The open-source MeeGo platform has been largely in limbo since Nokia's shock announcement in February that it was hitching up its smartphone operations to Windows Phone 7 instead.
But the wheels may be about to start moving again after it emerged today that LG has joined a working group aimed at developing a mobile handset version of the software.
MeeGo was formed through the merger of Nokia's existing Maemo platform and Intel's Moblin, but the project started to come under scrutiny over the length of time it seemed to be taking to get any actual consumer devices off the ground.
Ironically, Nokia's pullout came just days before the MeeGo-powered Nokia N9 was expected to be revealed at Mobile World Congress – a device we'll likely now never see.
LG joins the likes of ZTE and China Mobile on the MeeGo working group, and is clearly looking to fill the considerable void left by the Finnish phone firm's withdrawal.
Speaking at a developer conference earlier today, Valtteri Halla, a member of a MeeGo technical steering group who was previously involved in working on Maemo, said things were moving forward again: “it's opening opportunities for the others to come in. Discussions are taking place.

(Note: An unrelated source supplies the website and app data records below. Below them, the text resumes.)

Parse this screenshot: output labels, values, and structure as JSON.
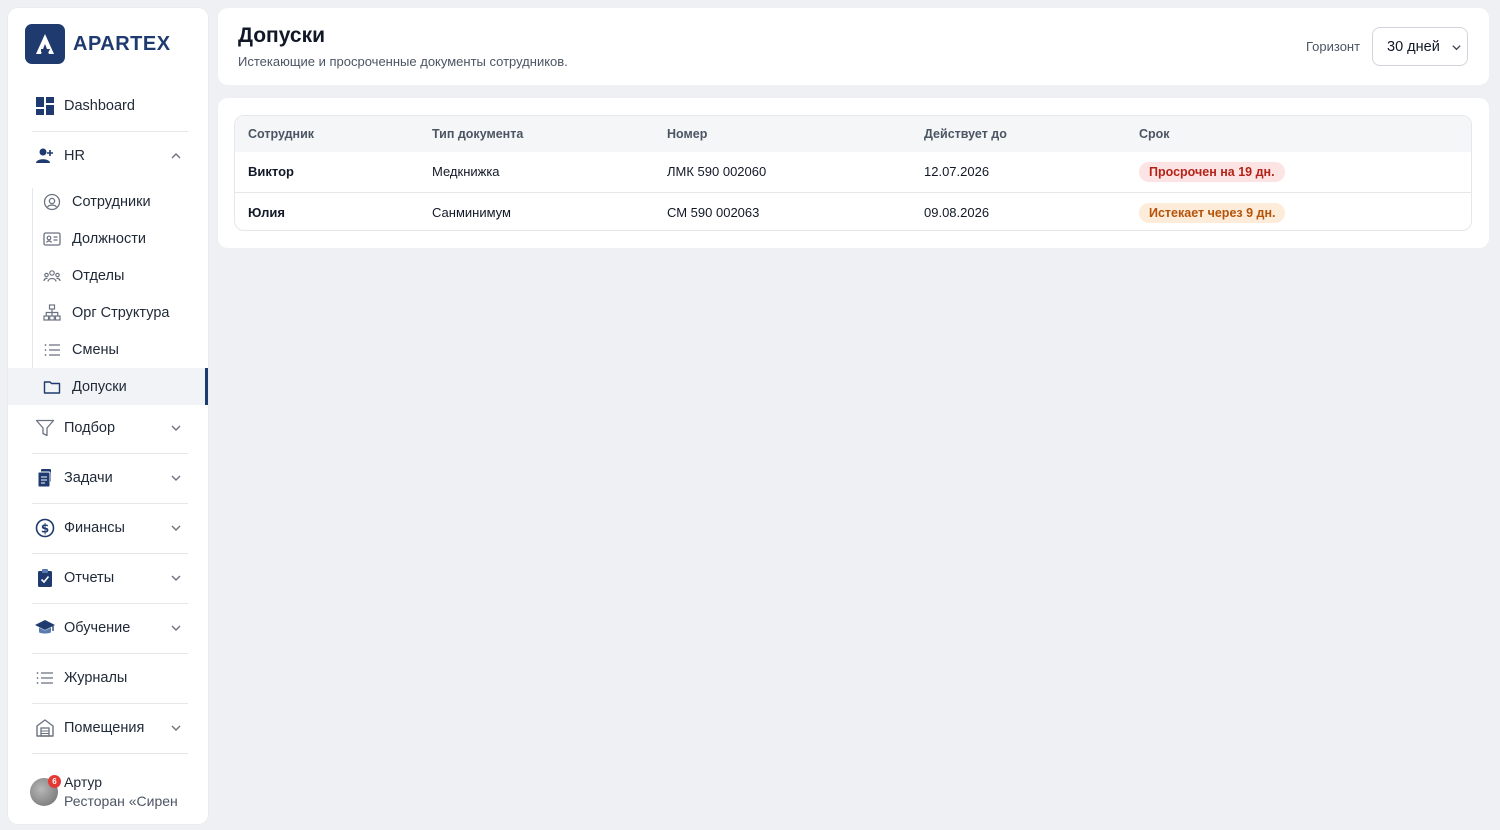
{
  "app": {
    "brand": "APARTEX"
  },
  "sidebar": {
    "dashboard": "Dashboard",
    "hr": {
      "label": "HR",
      "items": [
        {
          "label": "Сотрудники",
          "icon": "user-circle-icon"
        },
        {
          "label": "Должности",
          "icon": "id-card-icon"
        },
        {
          "label": "Отделы",
          "icon": "users-group-icon"
        },
        {
          "label": "Орг Структура",
          "icon": "org-chart-icon"
        },
        {
          "label": "Смены",
          "icon": "list-icon"
        },
        {
          "label": "Допуски",
          "icon": "folder-icon",
          "active": true
        }
      ]
    },
    "sections": [
      {
        "label": "Подбор",
        "icon": "funnel-icon"
      },
      {
        "label": "Задачи",
        "icon": "clipboard-icon"
      },
      {
        "label": "Финансы",
        "icon": "dollar-icon"
      },
      {
        "label": "Отчеты",
        "icon": "report-icon"
      },
      {
        "label": "Обучение",
        "icon": "graduation-cap-icon"
      },
      {
        "label": "Журналы",
        "icon": "list-icon"
      },
      {
        "label": "Помещения",
        "icon": "building-icon"
      }
    ],
    "user": {
      "name": "Артур",
      "org": "Ресторан «Сирен",
      "notifications": "6"
    }
  },
  "header": {
    "title": "Допуски",
    "subtitle": "Истекающие и просроченные документы сотрудников.",
    "horizon_label": "Горизонт",
    "horizon_value": "30 дней"
  },
  "table": {
    "columns": [
      "Сотрудник",
      "Тип документа",
      "Номер",
      "Действует до",
      "Срок"
    ],
    "rows": [
      {
        "employee": "Виктор",
        "doc_type": "Медкнижка",
        "number": "ЛМК 590 002060",
        "valid_until": "12.07.2026",
        "status": "Просрочен на 19 дн.",
        "status_kind": "overdue"
      },
      {
        "employee": "Юлия",
        "doc_type": "Санминимум",
        "number": "СМ 590 002063",
        "valid_until": "09.08.2026",
        "status": "Истекает через 9 дн.",
        "status_kind": "expiring"
      }
    ]
  },
  "colors": {
    "brand": "#1e3a6e",
    "overdue": "#b42318",
    "expiring": "#b45309"
  }
}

You'll see things coming out this year, pretty soon.”
Despite having hitched its wagon to Microsoft's post, Nokia has confirmed that it still plans on releasing its first – and last – consumer device running MeeGo later this year, though details are still thin on the ground.